But they look good, I can tell you that much. He (Williams) just looks like a freak athlete. He looks like your prototypical tailback. —Reno Mahe
He’s backing up the backs.
This week Reno Mahe gets his first up-close inspection of BYU senior Jamaal Williams, a candidate to become the school’s all-time leading rusher.
Williams has been out of action for more than a season and a half due to surgery. He withdrew from school last summer but is back this winter, enrolled, prepared and ready to perform under new management.
Mahe, in his first major college coaching job, is also anxious, antsy and anticipating some fun times. What was not fun for the former Philadelphia Eagle punt returner was trying to keep up with his running backs on a routine conditioning run.
“We try to run with them and it’s comical to tell you the truth. It’s sad. They look at me and think, ‘Really? You were a professional athlete?’ It’s really bad.
“But they look good, I can tell you that much. He (Williams) just looks like a freak athlete.
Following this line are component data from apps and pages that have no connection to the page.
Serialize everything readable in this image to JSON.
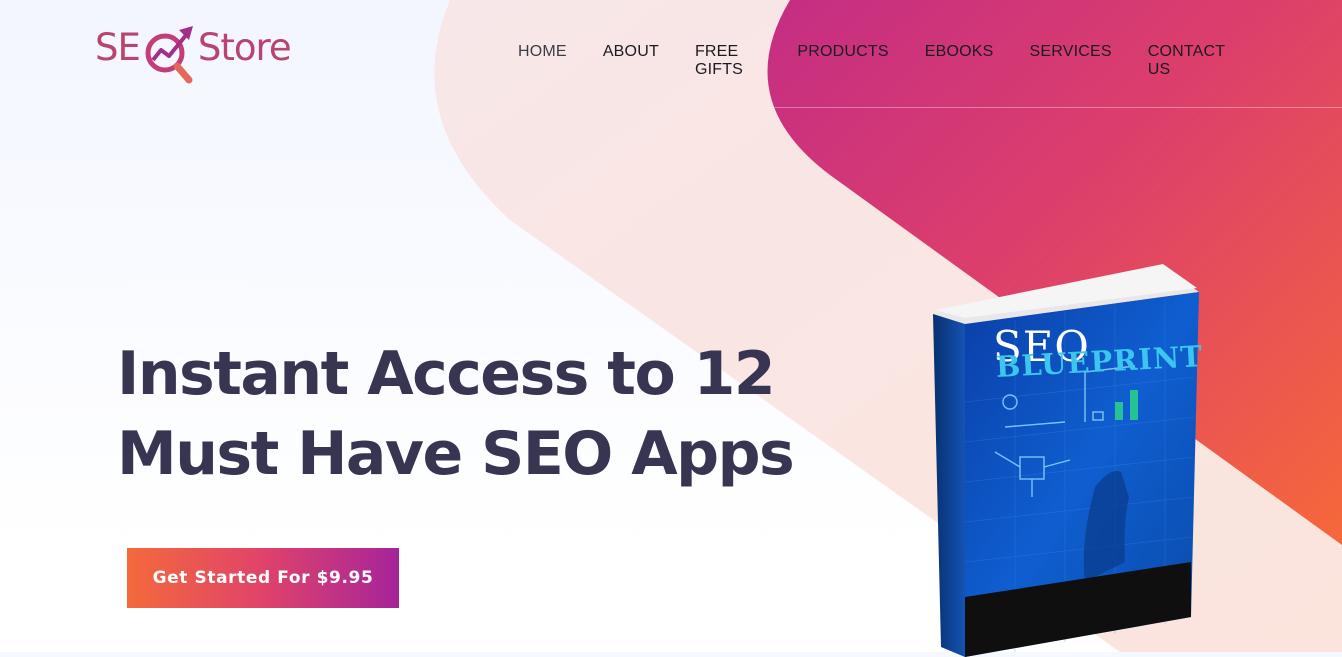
{
  "brand": {
    "logo_pre": "SE",
    "logo_post": "Store"
  },
  "nav": {
    "items": [
      {
        "label": "HOME",
        "active": true
      },
      {
        "label": "ABOUT"
      },
      {
        "label": "FREE GIFTS"
      },
      {
        "label": "PRODUCTS"
      },
      {
        "label": "EBOOKS"
      },
      {
        "label": "SERVICES"
      },
      {
        "label": "CONTACT US"
      }
    ]
  },
  "hero": {
    "title": "Instant Access to 12 Must Have SEO Apps",
    "cta_label": "Get Started For $9.95"
  },
  "book": {
    "title_line1": "SEO",
    "title_line2": "BLUEPRINT"
  },
  "colors": {
    "accent_orange": "#f4693c",
    "accent_pink": "#d33c6f",
    "accent_purple": "#a5249a",
    "heading": "#383552"
  },
  "icons": {
    "logo": "magnifier-chart-arrow-icon"
  }
}
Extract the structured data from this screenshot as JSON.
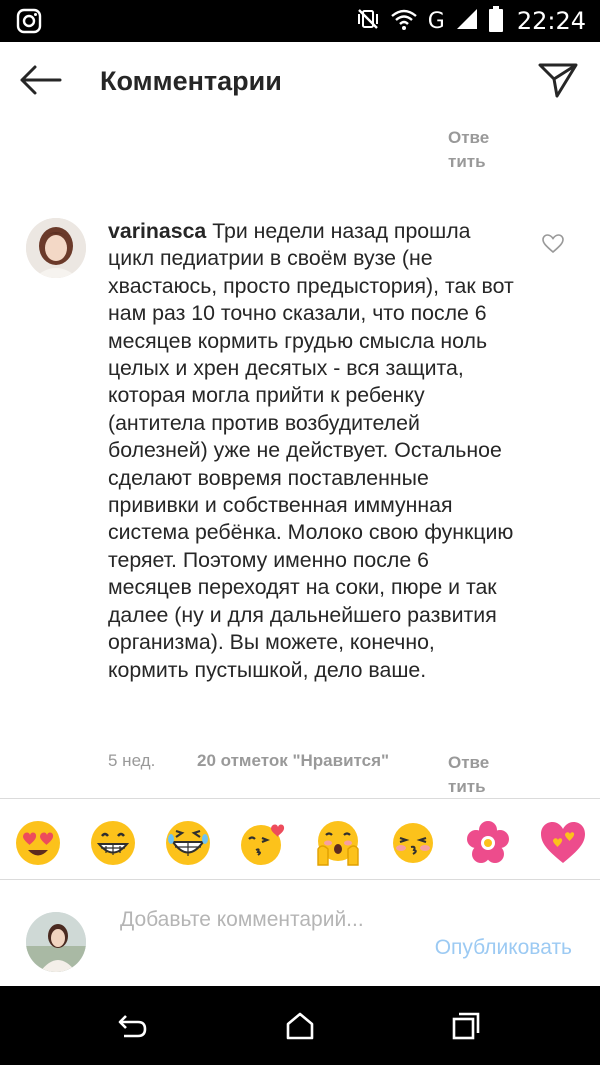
{
  "status_bar": {
    "time": "22:24",
    "network": "G",
    "icons": [
      "instagram-icon",
      "vibrate-off-icon",
      "wifi-icon",
      "signal-icon",
      "battery-icon"
    ]
  },
  "header": {
    "title": "Комментарии",
    "back_icon": "arrow-left-icon",
    "send_icon": "paper-plane-icon"
  },
  "previous_comment": {
    "reply_label": "Ответить"
  },
  "comment": {
    "username": "varinasca",
    "text": "Три недели назад прошла цикл педиатрии в своём вузе (не хвастаюсь, просто предыстория), так вот нам раз 10 точно сказали, что после 6 месяцев кормить грудью смысла ноль целых и хрен десятых - вся защита, которая могла прийти к ребенку (антитела против возбудителей болезней) уже не действует. Остальное сделают вовремя поставленные прививки и собственная иммунная система ребёнка. Молоко свою функцию теряет. Поэтому именно после 6 месяцев переходят на соки, пюре и так далее (ну и для дальнейшего развития организма). Вы можете, конечно, кормить пустышкой, дело ваше.",
    "time": "5 нед.",
    "likes": "20 отметок \"Нравится\"",
    "reply_label": "Ответить",
    "like_icon": "heart-outline-icon"
  },
  "emoji_bar": [
    "heart-eyes-emoji",
    "grinning-emoji",
    "laughing-emoji",
    "kissing-heart-emoji",
    "flushed-hands-emoji",
    "kissing-blush-emoji",
    "flower-emoji",
    "heart-emoji"
  ],
  "add_comment": {
    "placeholder": "Добавьте комментарий...",
    "publish_label": "Опубликовать"
  },
  "nav_bar": [
    "back-nav-icon",
    "home-nav-icon",
    "recents-nav-icon"
  ],
  "colors": {
    "text": "#262626",
    "secondary": "#999999",
    "publish_disabled": "#9ccaf3",
    "emoji_yellow": "#fcc21b",
    "emoji_pink": "#ed4c8c"
  }
}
He looks like your prototypical tailback,” said Mahe.
Until this week, field work and practice have not been part of Mahe’s experience with BYU’s running backs due to NCAA rules.
“At the end of the day, I haven’t seen Williams with the ball. I haven’t seen any of them in practice or in pads. Our strength and conditioning staff has done a fantastic job with them and first and foremost keeps everyone healthy. It doesn’t do any good to make them All-Americans in spring but have them hurt by fall.”
Mahe calls his new job “awesome” and a lifetime opportunity. “People told me how much fun it would be, but I had no idea I would love it as much as I do.” He says he’s lucky to have a pair of seniors like Williams and Algernon Brown to help him ease into his job because they are leaders, hard workers and set examples.
Mahe is most impressed by the caliber of athletes and character of his players. “Man, I think to myself how much further ahead in life these guys are than I was when I was their age. They are just great kids and when you see how crazy the world is and worry about the future of your own kids, you get around these players and think, ‘everything is going to be just fine with the future in their hands.’ They are amazing and it’s a humbling experience to be around them.”
In addition to Williams and Brown, running backs Mahe will work with this spring include Riley Burt, Squally Canada, Brayden El-Bakri, Bryan Engstrom, Colby Hansen, Toloa'i Ho Ching and Peter Welsh. Francis Bernard has moved to defense.
Much has been made of the return of Ty Detmer as offensive coordinator the past two months.
What is it like to be in meetings with the former Heisman winner?
Mahe tried to explain it to his wife the other day.
“You get some people who are so smart that when they start going over things, they outthink themselves and it goes over everybody’s head. They are just out there and nobody knows what they are talking about. Some get frustrated and others get offended.
“With Ty, he has a calm confidence in his abilities and knowledge. When you go over things, if there is a discussion or questions, his intelligence is evident but he is able to explain it in a way you understand it. He doesn’t speak over your head. Some people try and show how smart they are, but that’s not Ty. Sitting there, I think, ‘Yeah, that makes total sense.’ I’m fortunate to be in a position to learn from his as a coordinator. Just to see the smallest things he focuses on, the details, why he does something because of this and that. It’s like a chess player. You see a play but might not know the background of why it exists and he reveals it. It’s a sweet deal.”
Mahe laughs and evokes the word “genius.” “Ty hates it when we say it, but he’s like a genius at work. He says, ‘It’s just football, guys.’ And that’s the best part, his humility. He may know, but you’d never know he has all that in his head. I just laugh when people say, ‘Yeah, but he’s not experienced.’ I think, ‘Yeah, right, he doesn’t have experience.”
The honeymoon is still going on with this staff, folks.